perspective requires a deep examination of our core assumptions
and the role of healing. So I think one of the big things that we're
going to talk about is the notion that we do need to look within
ourselves and observe our blinders of what is possible for us in
terms of our own health and healing.
Many one time patients can insist that disease can be a wake up
call. So one of the things that we find in the context of this integral
perspective, is a meaning centred approach that disease, illness,
wellness all have meaning systems associated with them and so one
of the things we need to identify is our relationship to the meaning
of health and illness. Again when we think about the set of nested
relationships and consciousness as a set of dynamic relationships,
the notion of our interpersonal connections and the consciousness
that comes in our context of being with one another we find in a
number of significant studies . A paper in the American journal
of sociology showed 88% of married men live to 65, 63% of never
married men, and 69% of widowed men live to that age. Well this
was really interesting it says something about the healing capacity
of being in the right relationship.
The statistics are similar for women but not as striking. 92% of
married women and 81% or never married women live to 65 so there's
something particularly insulating about healthy relationships for
men but it's equally true for women. One of the recent findings

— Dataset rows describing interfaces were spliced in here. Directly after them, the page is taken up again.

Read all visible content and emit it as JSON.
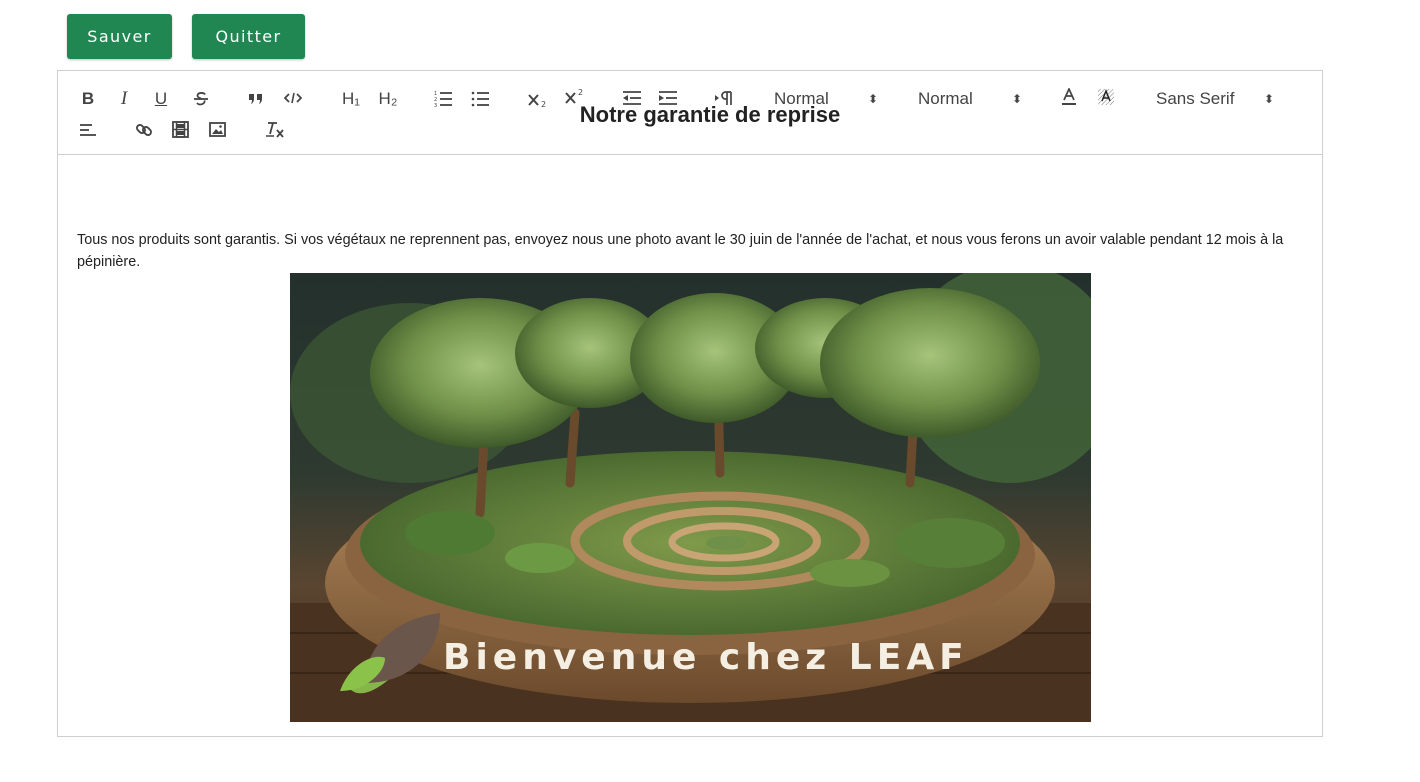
{
  "actions": {
    "save_label": "Sauver",
    "quit_label": "Quitter"
  },
  "colors": {
    "button_green": "#218752",
    "border": "#cfcfcf"
  },
  "toolbar": {
    "bold": "B",
    "italic": "I",
    "underline": "U",
    "h1": "H₁",
    "h2": "H₂",
    "header_picker": "Normal",
    "size_picker": "Normal",
    "font_picker": "Sans Serif",
    "icons": [
      "bold-icon",
      "italic-icon",
      "underline-icon",
      "strike-icon",
      "blockquote-icon",
      "code-block-icon",
      "h1-icon",
      "h2-icon",
      "ordered-list-icon",
      "bullet-list-icon",
      "subscript-icon",
      "superscript-icon",
      "outdent-icon",
      "indent-icon",
      "direction-icon",
      "text-color-icon",
      "background-color-icon",
      "align-icon",
      "link-icon",
      "video-icon",
      "image-icon",
      "clean-format-icon"
    ]
  },
  "document": {
    "title": "Notre garantie de reprise",
    "paragraph": "Tous nos produits sont garantis. Si vos végétaux ne reprennent pas, envoyez nous une photo avant le 30 juin de l'année de l'achat, et nous vous ferons un avoir valable pendant 12 mois à la pépinière.",
    "image_caption": "Bienvenue chez LEAF"
  }
}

was that one of the reasons that women may on average be healthier
than men is our capacity to have intimate relationships, like girlfriend
talk, the ability to communicate with the girlfriend about what
is truly meaningful, what is deeply disturbing, what is most profoundly
inspiring. We talk that way women do. Men often talk about their
golf par, so it's one of those things that I'm talking about from
a socio cultural perspective. And also there's the difference between
masculine and feminine and male and female and we need to make that
Ken Ornish who is known for his work on diet and nutrition speaks
about the number one predictor of health, and it isn't diet or exercise,
it isn't anything to do with the biochemistry of our bodies, it
has to do with the healthiness of our relationships and how much
we feel a meaning centred context for our lives. And this just doesn't
mean romantic relationships this means interpersonal relationships.
We find it in the context of the epidemiology of spirituality .
People who participate in a religious or spiritual practice are
on average healthier than people who don't.
When I thing about consciousness I see it as a nested set of relationships.
Healing encompasses many facets. The consciousness of the body,
the fact that our bodies have an enormous capacity to self regulate
and that they have intelligence that is innate. In particular, the
relationship between the mind and body becomes fundamentally important.
C Edward Cooper was the former general surgeon of the United States
who wrote there's no question that the things we think have a tremendous
affect upon our bodies. If we can change our thinking, the body
heals itself. So how do we really begin to bring this idea of the
consciousness of the body and the consciousness of the mind body
as a system and a relationship. Don Johnson who is an expert in
the areas of somatics writes, 'a practiced intimacy with the body
cultivates an intimacy with the cosmos itself the natural world
and the great works of evolution'. So when we think about this intelligence
of the mind body it's something far greater than our own encapsulated
self. It's our relationship to a bigger more dynamic emerging whole
which is our relationship to the cosmos.